February 2019

Medical News Today: How music motivates the brain to learn

Humans have been making, listening, and dancing to music since time immemorial, and this art can easily soothe or amplify our emotions. New research explains what “chords” music strikes in the brain, and how it relates to certain cognitive processes, particularly learning. (February 15, 2019) Read the full article here

Harvard Health: Lessons about brain health from a landmark heart study

In 1948, more than 5,200 people living in a town just west of Boston volunteered for what has evolved into the longest running and best-known study of the causes of heart disease. But the multigenerational Framingham Heart Study has also revealed important clues about brain disorders — most notably stroke but also cognitive decline and […]

Newsmax: Common triggers for heart conditions that leads to stroke

Many older Americans are diagnosed with the irregular heartbeat known as atrial fibrillation, or “a-fib.” Now, research suggests that everyday foods, drinks or activities might trigger episodes of the stroke-linked condition. The bad news: Triggers include coffee, alcohol and sleepless nights. The good news: These factors can all be avoided or reduced, according to researchers […]

Medical Xpress: Brain pathways of aversion identified

What happens in the brain when we feel discomfort? Researchers at Karolinska Institutet in Sweden are now one step closer to finding the answer. In a new study published in the journal Molecular Psychiatry, they identify which pathways in the mouse brain control behaviour associated with aversion. (February 15, 2019) Read the full article here

Spectrum: Stabilizing head mold leads to sharper brain images

A customizable Styrofoam head mold minimizes movements during brain scans, enabling researchers to produce clearer images. During a typical functional magnetic resonance imaging (fMRI) scan, researchers take multiple pictures of a person’s brain and combine them. If the person’s head moves during the scan, the images may blur and taint the results. The problem is […]

Quartz: Research shows your brain physically ages faster when you’re depressed

New research out of Yale University shows depression can physically change a person’s brain, hastening an aging effect that might leave them more susceptible to illnesses associated with old age. Scientists have, in this past, found all sorts of evidence to show how depression impacts the brain and other parts of the body. (February 15, […]

Science Daily: ‘Lack of cleaning’ in brain cells is central to Alzheimer’s disease

An international research team has created a better understanding of Alzheimer’s. They have shown that the cleaning system of the brain cells, the so-called mitophagy, is very weakened in animals and humans with Alzheimer’s. And when they improve the cleaning system in the animals, the Alzheimer’s symptoms almost disappear. (February 14, 2019) Read the full […]

Bustle: Morning people have different brain functions to night owls, a new study has found

Whether you’re someone who adores mornings or you’re that person who’s regularly awake past 2 a.m., you’ll have surely noticed that certain times of day are not your strongest.

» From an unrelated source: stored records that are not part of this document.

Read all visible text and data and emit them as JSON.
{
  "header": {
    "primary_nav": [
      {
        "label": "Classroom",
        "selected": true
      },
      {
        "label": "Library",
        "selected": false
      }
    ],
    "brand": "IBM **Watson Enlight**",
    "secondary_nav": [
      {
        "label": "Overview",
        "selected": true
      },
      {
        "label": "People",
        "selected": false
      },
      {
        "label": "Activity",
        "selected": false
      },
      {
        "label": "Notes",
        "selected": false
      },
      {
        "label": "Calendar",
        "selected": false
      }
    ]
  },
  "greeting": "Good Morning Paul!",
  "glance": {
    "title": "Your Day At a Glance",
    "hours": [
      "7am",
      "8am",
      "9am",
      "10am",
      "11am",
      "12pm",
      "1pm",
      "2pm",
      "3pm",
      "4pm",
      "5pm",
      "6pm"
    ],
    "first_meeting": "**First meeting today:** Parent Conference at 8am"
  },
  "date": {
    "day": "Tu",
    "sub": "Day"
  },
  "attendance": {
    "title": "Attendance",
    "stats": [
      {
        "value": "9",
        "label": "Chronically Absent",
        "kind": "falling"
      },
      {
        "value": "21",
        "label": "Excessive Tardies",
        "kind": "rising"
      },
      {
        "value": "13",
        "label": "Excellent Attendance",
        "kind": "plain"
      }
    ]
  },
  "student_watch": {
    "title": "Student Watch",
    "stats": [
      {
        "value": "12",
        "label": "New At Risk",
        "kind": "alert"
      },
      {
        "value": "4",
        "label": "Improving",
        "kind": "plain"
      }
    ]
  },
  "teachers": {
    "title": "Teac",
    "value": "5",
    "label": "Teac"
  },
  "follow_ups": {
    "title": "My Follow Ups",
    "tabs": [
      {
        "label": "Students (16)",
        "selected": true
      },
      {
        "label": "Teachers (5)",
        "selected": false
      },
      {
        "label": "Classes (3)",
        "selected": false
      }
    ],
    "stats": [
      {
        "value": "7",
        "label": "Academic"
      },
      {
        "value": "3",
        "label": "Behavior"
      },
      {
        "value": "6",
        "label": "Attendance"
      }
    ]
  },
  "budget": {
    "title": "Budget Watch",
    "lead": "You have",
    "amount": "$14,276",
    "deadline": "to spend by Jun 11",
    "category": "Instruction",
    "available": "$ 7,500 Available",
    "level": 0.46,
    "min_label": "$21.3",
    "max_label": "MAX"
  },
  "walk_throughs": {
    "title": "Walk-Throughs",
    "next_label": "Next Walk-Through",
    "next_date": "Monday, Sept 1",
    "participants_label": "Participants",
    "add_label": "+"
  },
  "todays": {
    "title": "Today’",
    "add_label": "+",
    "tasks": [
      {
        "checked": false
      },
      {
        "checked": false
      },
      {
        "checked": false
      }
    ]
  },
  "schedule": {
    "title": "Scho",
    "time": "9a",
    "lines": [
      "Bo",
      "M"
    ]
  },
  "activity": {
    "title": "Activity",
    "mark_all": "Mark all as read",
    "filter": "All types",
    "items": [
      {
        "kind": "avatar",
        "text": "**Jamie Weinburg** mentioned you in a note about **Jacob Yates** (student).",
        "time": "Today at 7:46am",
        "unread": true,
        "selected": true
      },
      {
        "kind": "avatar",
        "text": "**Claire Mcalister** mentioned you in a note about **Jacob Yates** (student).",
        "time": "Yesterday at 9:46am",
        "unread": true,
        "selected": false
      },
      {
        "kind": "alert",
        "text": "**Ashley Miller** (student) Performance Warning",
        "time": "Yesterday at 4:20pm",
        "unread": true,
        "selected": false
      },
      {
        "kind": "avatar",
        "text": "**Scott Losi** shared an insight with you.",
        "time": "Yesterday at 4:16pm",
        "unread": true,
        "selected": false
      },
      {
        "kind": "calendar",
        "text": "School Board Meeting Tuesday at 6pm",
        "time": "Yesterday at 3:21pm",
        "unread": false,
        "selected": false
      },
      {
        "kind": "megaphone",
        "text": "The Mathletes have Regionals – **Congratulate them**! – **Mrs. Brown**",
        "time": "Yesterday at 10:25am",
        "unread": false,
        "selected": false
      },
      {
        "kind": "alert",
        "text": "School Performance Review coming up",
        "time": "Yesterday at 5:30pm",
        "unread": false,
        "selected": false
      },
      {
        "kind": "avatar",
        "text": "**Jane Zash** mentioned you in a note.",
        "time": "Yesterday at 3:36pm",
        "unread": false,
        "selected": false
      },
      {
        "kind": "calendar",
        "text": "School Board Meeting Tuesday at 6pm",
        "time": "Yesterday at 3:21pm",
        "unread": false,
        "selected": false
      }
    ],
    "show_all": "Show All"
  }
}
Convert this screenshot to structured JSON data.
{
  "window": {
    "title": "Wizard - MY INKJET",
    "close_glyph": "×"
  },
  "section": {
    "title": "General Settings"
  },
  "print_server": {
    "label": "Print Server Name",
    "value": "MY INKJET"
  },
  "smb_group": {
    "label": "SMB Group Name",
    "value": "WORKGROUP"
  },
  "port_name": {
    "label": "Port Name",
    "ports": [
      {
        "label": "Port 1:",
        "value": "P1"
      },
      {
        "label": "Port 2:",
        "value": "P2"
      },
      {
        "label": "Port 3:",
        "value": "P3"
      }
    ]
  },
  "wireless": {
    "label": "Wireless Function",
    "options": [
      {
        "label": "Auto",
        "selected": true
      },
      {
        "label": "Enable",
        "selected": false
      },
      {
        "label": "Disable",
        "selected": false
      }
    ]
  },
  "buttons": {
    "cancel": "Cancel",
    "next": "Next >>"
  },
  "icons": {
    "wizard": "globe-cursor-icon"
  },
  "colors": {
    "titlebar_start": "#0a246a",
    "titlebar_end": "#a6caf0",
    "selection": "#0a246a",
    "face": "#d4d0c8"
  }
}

But a new study has revealed that morning people have different brain functions to night owls. And the neurological findings go some way to proving why […]

Futurity: Newlywed brains suggest altruism is hard-wired

Thinking of the well-being of our romantic partners before our own may be hard-wired in our brains, according to new research. Such altruism has perplexed and intrigued scientists for centuries. The new study explores how an individual’s genetics and brain activity correlate with altruistic behaviors directed toward romantic partners. (February 14, 2019) Read the full […]

Medical Xpress: What makes some people creative thinkers and others analytical?

Are you a more creative or analytical thinker? Analytical thinkers are particularly good at solving clear-cut problems by methodically working through the possibilities. Creative thinkers are more likely to have flashes of insight, or “aha moments,” that can leapfrog over many steps of thinking to solve problems that are fuzzy or complex. (February 14, 2019) […]